How many lines of the entries below include the word "Family"? Answer with the number alone.

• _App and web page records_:
* * * * *

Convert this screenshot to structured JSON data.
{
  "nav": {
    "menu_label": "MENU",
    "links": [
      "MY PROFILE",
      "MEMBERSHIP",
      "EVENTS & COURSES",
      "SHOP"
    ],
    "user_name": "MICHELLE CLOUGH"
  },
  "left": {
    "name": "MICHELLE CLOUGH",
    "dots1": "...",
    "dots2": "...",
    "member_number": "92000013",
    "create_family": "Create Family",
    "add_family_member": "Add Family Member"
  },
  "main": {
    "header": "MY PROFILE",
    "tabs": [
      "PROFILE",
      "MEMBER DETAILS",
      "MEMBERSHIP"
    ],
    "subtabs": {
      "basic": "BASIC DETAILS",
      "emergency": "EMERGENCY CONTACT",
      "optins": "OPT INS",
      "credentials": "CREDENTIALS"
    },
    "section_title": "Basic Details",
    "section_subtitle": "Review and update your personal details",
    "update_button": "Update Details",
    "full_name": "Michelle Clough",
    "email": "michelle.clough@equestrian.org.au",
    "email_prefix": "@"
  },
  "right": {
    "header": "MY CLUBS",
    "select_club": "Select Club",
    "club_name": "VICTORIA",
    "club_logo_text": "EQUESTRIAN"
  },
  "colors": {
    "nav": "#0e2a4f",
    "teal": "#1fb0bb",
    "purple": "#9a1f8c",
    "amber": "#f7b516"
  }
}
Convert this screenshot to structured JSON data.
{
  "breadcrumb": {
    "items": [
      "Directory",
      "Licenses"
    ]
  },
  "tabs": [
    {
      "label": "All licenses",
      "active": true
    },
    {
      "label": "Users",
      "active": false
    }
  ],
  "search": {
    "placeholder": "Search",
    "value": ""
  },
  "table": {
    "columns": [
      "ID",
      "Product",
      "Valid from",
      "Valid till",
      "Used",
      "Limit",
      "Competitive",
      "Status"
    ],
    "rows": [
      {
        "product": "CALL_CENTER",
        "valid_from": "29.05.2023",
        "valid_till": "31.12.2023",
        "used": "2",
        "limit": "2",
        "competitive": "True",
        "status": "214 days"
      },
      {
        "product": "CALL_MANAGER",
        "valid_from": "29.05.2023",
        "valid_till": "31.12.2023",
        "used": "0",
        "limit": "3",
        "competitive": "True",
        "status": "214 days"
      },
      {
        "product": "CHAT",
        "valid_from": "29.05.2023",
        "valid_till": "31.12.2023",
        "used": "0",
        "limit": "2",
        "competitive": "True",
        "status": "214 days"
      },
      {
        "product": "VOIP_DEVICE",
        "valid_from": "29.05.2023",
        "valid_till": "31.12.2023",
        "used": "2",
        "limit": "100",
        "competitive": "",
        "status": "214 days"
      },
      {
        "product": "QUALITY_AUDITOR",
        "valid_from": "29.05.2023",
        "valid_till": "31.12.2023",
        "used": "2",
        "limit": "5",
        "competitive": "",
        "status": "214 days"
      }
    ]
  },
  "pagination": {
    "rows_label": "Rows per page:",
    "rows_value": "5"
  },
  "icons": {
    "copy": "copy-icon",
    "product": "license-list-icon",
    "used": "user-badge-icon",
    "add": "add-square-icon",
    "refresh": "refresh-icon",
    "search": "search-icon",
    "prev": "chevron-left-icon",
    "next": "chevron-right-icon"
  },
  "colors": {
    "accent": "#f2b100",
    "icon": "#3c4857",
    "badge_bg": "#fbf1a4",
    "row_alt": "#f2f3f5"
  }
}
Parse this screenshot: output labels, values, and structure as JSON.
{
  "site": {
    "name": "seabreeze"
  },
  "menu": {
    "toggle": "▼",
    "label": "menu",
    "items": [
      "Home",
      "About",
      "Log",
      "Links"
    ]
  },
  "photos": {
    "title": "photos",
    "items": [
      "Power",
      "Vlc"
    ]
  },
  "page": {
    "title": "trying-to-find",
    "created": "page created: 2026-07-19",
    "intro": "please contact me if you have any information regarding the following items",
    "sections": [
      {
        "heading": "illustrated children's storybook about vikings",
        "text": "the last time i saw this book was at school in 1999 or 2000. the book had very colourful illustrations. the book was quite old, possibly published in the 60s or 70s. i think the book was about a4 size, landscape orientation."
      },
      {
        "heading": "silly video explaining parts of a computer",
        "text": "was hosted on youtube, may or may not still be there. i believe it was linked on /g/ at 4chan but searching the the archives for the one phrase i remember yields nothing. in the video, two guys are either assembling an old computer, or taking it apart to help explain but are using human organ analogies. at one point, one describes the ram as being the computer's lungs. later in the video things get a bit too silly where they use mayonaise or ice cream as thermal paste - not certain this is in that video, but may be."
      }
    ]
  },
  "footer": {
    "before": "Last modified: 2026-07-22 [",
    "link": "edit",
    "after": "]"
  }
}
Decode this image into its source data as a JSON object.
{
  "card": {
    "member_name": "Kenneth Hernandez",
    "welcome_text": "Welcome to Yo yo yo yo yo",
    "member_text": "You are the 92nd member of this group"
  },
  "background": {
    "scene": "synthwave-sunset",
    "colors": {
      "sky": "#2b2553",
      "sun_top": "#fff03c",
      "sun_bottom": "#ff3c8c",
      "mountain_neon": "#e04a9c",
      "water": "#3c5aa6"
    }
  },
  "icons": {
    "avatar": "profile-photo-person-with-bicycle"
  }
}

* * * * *

• _EXERCISE RESULT_:
2